At New Hampshire event, Republican presidential candidates point to Iran and Biden in aftermath of Hamas attack


NASHUA, New Hampshire ((JEWISH REVIEW)) — The spotlight was on Israel at a Republican Party summit in New Hampshire on Friday, where several Republican presidential candidates and other party leaders spoke to hundreds of local voters and GOP members.

The candidates condemned Hamas’ attacks in Israel and stood universally behind the Jewish state, putting the blame for the violence on Iran and its financial backing of Hamas.

Many also pointed to Joe Biden and his administration’s foreign policy decisions.
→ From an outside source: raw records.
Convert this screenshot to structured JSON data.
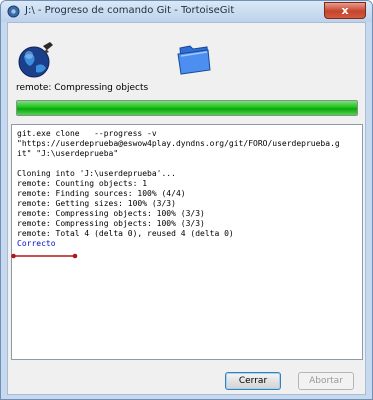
{
  "window": {
    "title": "J:\\ - Progreso de comando Git - TortoiseGit",
    "close_label": "x"
  },
  "icons": {
    "left": "globe-icon",
    "right": "folder-icon"
  },
  "status": "remote: Compressing objects",
  "progress": {
    "percent": 100,
    "color": "#1ec21e"
  },
  "log": [
    {
      "text": "git.exe clone   --progress -v",
      "kind": "normal"
    },
    {
      "text": "\"https://userdeprueba@eswow4play.dyndns.org/git/FORO/userdeprueba.g",
      "kind": "normal"
    },
    {
      "text": "it\" \"J:\\userdeprueba\"",
      "kind": "normal"
    },
    {
      "text": "",
      "kind": "blank"
    },
    {
      "text": "Cloning into 'J:\\userdeprueba'...",
      "kind": "normal"
    },
    {
      "text": "remote: Counting objects: 1",
      "kind": "normal"
    },
    {
      "text": "remote: Finding sources: 100% (4/4)",
      "kind": "normal"
    },
    {
      "text": "remote: Getting sizes: 100% (3/3)",
      "kind": "normal"
    },
    {
      "text": "remote: Compressing objects: 100% (3/3)",
      "kind": "normal"
    },
    {
      "text": "remote: Compressing objects: 100% (3/3)",
      "kind": "normal"
    },
    {
      "text": "remote: Total 4 (delta 0), reused 4 (delta 0)",
      "kind": "normal"
    },
    {
      "text": "Correcto",
      "kind": "ok"
    }
  ],
  "buttons": {
    "close": "Cerrar",
    "abort": "Abortar"
  }
}
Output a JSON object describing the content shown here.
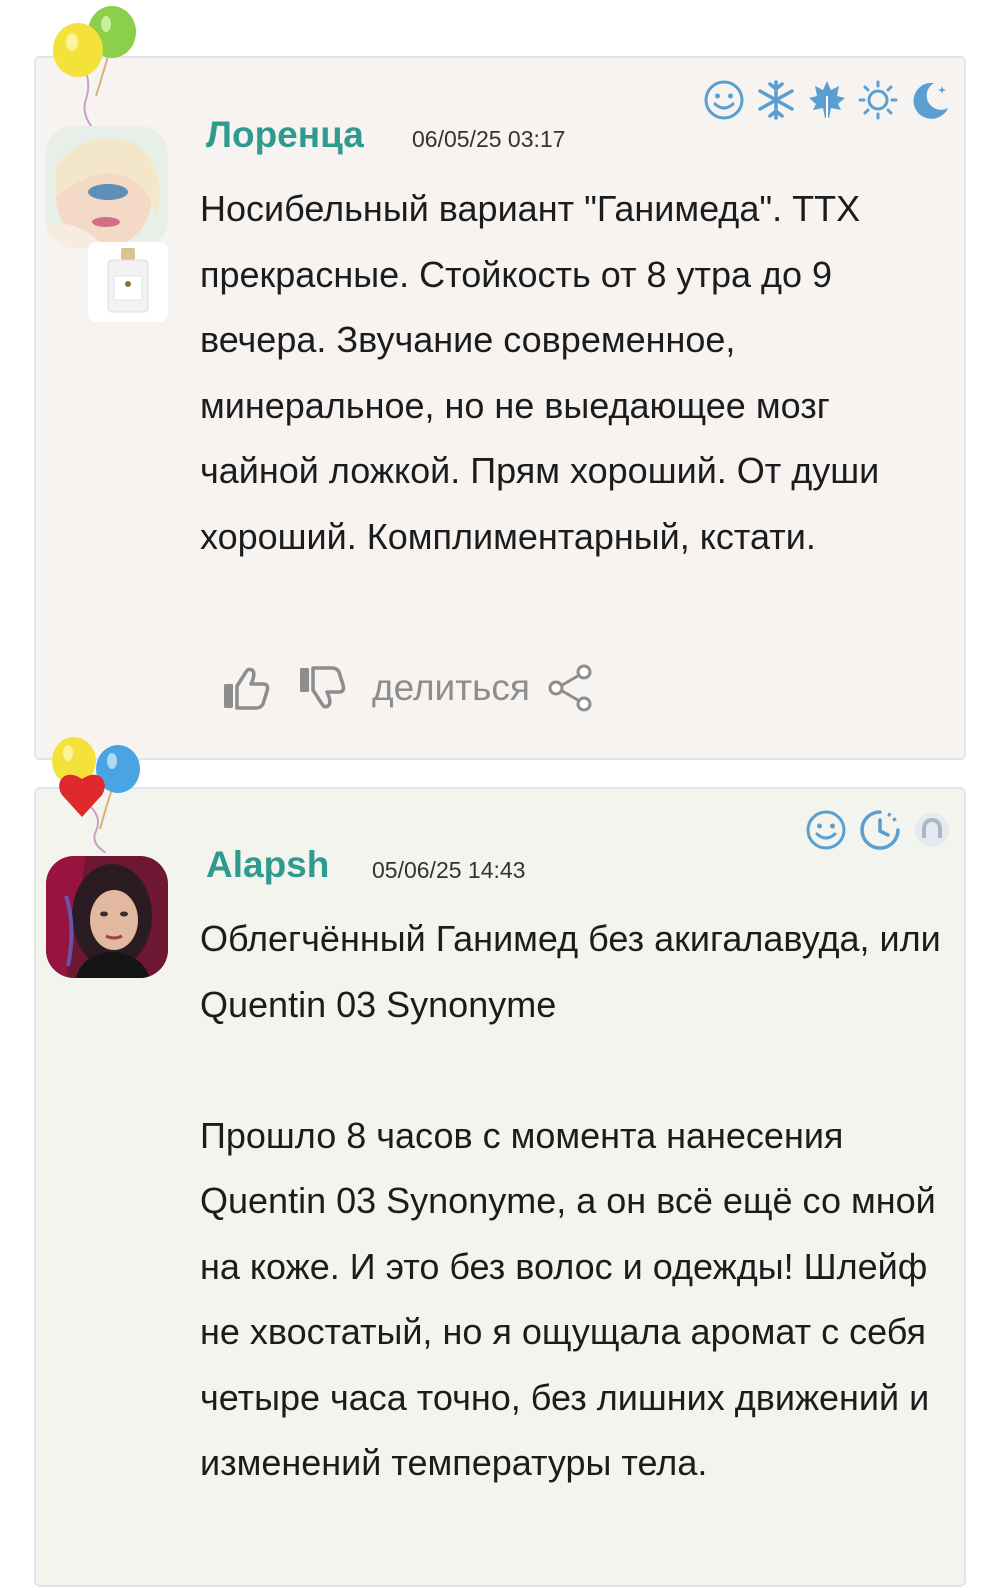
{
  "comments": [
    {
      "author": "Лоренца",
      "date": "06/05/25 03:17",
      "text": "Носибельный вариант \"Ганимеда\". ТТХ прекрасные. Стойкость от 8 утра до 9 вечера. Звучание современное, минеральное, но не выедающее мозг чайной ложкой. Прям хороший. От души хороший. Комплиментарный, кстати.",
      "status_icons": [
        "smiley-icon",
        "snowflake-icon",
        "maple-leaf-icon",
        "sun-icon",
        "moon-icon"
      ]
    },
    {
      "author": "Alapsh",
      "date": "05/06/25 14:43",
      "text": "Облегчённый Ганимед без акигалавуда, или Quentin 03 Synonyme\n\nПрошло 8 часов с момента нанесения Quentin 03 Synonyme, а он всё ещё со мной на коже. И это без волос и одежды! Шлейф не хвостатый, но я ощущала аромат с себя четыре часа точно, без лишних движений и изменений температуры тела.",
      "status_icons": [
        "smiley-icon",
        "clock-icon",
        "magnet-icon"
      ]
    }
  ],
  "actions": {
    "share_label": "делиться"
  },
  "colors": {
    "author": "#2f9a8e",
    "icon_blue": "#5a9fd1",
    "card_bg_1": "#f6f3f1",
    "card_bg_2": "#f4f4ef",
    "card_border": "#dfe6ec",
    "action_gray": "#8d8d8d"
  }
}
“There would be no Hamas if it wasn’t for Iran,” Nikki Haley, the United States’ former representative to the United Nations, told the crowd. “And what did the Biden administration do? He loosened all the sanctions that gave billions of dollars to Iran. Interestingly enough, China, number one importer of oil in Iran. Russia, getting their drones from Iran. Look at the triangle, because the triangle is real.” 

Hamas’ attack requires “an overwhelming response by the state of Israel,” said Florida Gov. Ron DeSantis, citing Hamas’ violent attacks, some of which were filmed and shared on social media, including contested reports of “decapitated babies.” 

“The only thing that’s going to end this is for Israel to uproot all the infrastructure that Hamas has done, all the terror accoutrements, and make Hamas no more,” he said. 

Like Haley, other candidates sought to tie the conflict in Israel to other global security issues, including Russia and China.

“We have four real bad actors in this world right now: China, Russia, North Korea and Iran,” said Chris Christie, the former governor from New Jersey. “And they are now working together to try to disrupt the world, to fill a vacuum that unfortunately has been left, in my opinion, by our country in world leadership.”

None of the candidates mentioned the Palestinian casualties that have resulted from Israel’s counterattacks or the mounting humanitarian crisis in the Gaza Strip. Over 400,000 people have been displaced in Gaza so far, according to the United Nations, while Gazans have few places to go following a warning issued by Israel to evacuate the north ahead of an expected ground invasion.

New Hampshire will be the first to vote in the primary elections early in 2024, though an exact date has not yet been set. 

As of last week, Donald Trump maintains a strong lead in the Granite State with 49 percentage points followed by Nikki Haley (19%) and Ron DeSantis (10%).

Jews represent less than 1% of the population in New Hampshire, about 10,000 people. With over 70% of U.S. Jews identifying as Democrats in some national surveys, Jewish Republicans were not easy to find at Friday’s event.

But Judy Aron, a state representative from southwestern Sullivan County, was one of them. She said she was “beyond shocked” at the news of Hamas’ attack last week and worries about friends and family living in Israel. In New Hampshire, she says, both Jewish and non-Jewish communities have shown solidarity with Israel and are praying for peace together. 

As for the candidates who spoke on Friday, Aron said she was happy with the Republicans’ condemnations of Hamas and expressions of support for Israel. She’s also disappointed with the Democratic Party for not punishing members of their caucus who have come out in support of “Hamas and the Palestinian Authority.”

“It’s definitely a stark difference between the peace that the Trump administration fostered versus this turmoil and hate that has been fomenting with the Biden administration,” she said.